"Why did he tell all his lies? Because of greed, that's what this case is about, the defendant's lies and his greed."
In 2006, two auctions in New York that offered Kurniawan wine fetched US$35 million.
In the first auction, clients purchased 39 lots that contained counterfeit wines for a total of nearly US$1.3 million, wine expert Michael Egan had told the trial.
He said he had examined 1,433 counterfeit wines since 2006 from seven clients, of which 75 percent were from Kurniawan.
Thousands of labels for the finest Burgundy and Bordeaux wines were found in the home that Kurniawan shared with his Chinese mother in Arcadia, on the outskirts of Los Angeles.
There were full bottles waiting to be labeled. Investigators also found intricate formulae on how to concoct vintage-tasting wine by blending a mixture of far cheaper wines.

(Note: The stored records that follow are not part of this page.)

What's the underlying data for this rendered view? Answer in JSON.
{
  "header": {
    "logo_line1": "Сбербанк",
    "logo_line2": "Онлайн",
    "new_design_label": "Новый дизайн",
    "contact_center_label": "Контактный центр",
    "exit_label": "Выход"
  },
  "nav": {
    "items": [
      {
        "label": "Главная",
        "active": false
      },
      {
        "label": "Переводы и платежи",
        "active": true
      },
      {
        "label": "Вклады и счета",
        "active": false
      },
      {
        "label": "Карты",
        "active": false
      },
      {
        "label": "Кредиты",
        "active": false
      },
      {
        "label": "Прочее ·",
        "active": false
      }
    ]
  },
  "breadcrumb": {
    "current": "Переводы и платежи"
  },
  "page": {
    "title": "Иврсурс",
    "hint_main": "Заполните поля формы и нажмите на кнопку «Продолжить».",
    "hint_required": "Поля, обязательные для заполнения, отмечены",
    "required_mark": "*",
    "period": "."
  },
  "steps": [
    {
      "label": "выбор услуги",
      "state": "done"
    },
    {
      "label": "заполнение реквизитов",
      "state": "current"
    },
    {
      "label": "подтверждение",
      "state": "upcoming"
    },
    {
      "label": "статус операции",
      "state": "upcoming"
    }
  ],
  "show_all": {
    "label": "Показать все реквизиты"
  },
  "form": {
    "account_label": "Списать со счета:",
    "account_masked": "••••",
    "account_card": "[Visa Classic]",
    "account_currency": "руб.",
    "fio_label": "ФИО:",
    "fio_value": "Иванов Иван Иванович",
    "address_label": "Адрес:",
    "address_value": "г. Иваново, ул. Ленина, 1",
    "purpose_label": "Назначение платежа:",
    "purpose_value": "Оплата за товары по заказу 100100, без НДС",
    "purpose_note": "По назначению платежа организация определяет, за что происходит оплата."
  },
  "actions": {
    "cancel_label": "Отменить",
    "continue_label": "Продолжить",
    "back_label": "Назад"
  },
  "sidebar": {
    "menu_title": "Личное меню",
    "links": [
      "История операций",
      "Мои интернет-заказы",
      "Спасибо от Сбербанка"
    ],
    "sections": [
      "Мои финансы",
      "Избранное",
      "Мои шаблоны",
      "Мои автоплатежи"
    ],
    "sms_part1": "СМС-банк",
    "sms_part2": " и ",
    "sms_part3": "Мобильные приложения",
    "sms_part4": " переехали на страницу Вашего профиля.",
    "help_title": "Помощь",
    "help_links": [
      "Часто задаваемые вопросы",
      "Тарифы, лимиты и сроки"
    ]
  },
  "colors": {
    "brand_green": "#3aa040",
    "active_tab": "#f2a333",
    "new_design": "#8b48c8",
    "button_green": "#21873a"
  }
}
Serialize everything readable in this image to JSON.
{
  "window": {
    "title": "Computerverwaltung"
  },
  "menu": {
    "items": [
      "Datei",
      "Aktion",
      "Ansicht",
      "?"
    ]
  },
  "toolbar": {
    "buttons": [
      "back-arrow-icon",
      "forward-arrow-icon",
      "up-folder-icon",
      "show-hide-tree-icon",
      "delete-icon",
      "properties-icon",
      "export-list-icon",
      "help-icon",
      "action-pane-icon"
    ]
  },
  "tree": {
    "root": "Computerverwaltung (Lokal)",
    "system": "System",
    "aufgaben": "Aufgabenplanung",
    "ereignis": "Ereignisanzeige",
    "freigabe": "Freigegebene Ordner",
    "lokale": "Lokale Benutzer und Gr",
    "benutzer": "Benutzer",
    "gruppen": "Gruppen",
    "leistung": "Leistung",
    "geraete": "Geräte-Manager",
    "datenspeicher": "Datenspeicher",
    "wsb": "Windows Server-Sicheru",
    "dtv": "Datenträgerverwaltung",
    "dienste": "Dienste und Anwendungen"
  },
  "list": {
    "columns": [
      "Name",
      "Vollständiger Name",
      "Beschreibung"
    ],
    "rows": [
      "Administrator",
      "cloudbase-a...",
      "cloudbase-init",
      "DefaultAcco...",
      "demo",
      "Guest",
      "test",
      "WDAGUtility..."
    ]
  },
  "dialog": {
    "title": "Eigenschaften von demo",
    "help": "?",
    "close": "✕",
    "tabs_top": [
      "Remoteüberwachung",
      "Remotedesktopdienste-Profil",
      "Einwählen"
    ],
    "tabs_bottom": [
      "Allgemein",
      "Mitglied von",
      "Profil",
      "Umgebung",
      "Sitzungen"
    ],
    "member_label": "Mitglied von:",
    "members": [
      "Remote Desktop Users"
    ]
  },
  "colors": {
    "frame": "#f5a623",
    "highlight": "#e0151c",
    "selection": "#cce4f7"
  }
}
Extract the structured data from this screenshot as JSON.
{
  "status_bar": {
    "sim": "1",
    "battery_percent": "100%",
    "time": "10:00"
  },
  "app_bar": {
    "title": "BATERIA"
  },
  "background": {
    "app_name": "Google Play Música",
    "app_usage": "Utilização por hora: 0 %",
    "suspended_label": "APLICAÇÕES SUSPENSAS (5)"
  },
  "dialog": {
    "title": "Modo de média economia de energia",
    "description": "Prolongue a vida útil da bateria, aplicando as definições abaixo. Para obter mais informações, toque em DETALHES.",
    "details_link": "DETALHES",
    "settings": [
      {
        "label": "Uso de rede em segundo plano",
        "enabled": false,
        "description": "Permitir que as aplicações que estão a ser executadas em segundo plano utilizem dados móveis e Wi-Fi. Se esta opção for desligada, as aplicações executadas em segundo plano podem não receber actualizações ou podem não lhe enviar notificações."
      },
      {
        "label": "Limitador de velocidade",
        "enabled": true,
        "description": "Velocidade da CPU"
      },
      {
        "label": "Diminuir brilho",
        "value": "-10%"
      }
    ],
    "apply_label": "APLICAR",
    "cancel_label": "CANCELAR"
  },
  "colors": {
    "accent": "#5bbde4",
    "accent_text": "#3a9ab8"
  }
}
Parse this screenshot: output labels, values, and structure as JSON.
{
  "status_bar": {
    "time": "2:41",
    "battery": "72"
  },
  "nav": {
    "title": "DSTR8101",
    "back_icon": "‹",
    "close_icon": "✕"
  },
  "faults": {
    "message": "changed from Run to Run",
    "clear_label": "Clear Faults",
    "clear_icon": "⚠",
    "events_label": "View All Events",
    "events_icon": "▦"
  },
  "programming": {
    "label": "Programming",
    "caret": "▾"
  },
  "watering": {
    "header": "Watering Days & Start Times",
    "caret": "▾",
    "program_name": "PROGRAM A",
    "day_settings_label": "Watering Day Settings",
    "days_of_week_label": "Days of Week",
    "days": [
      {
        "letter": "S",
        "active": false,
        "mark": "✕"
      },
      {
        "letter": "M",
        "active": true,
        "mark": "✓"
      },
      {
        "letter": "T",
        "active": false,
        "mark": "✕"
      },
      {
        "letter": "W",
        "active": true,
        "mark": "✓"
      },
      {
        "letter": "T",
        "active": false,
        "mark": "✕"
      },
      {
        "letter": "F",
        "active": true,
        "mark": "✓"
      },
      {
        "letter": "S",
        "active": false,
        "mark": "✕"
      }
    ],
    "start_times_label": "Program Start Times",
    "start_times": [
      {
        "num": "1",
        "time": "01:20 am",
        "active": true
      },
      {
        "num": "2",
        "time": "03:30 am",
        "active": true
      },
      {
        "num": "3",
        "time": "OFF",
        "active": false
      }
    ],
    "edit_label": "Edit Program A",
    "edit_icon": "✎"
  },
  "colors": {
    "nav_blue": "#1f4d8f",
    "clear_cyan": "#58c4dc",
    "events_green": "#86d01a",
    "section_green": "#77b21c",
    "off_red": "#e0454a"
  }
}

The allegations against Kurniawan surfaced over an April 2008 auction in New York where he had offered 97 purported bottles of Domaine Ponsot for sale for between US$440,500 and US$602,000.
But French expert Laurent Ponsot, of the acclaimed Domaine Ponsot winery, became suspicious and flew to New York to ensure that auction house Acker Merrall & Condit withdrew the lot.
After allegedly trying to sell more dubious wine at auction in London via an intermediary in 2012, Kurniawan was arrested.
"He wanted to be part of the club," defense lawyer Jerome Mooney had argued before the court.
In buying thousands of bottles of great vintage wine each year, it was inevitable that there would be fakes among them, given the rampant availability of counterfeit wine, he had argued.
"Should he be doing that?" said Mooney.
"Probably not. He was not doing it to defraud people."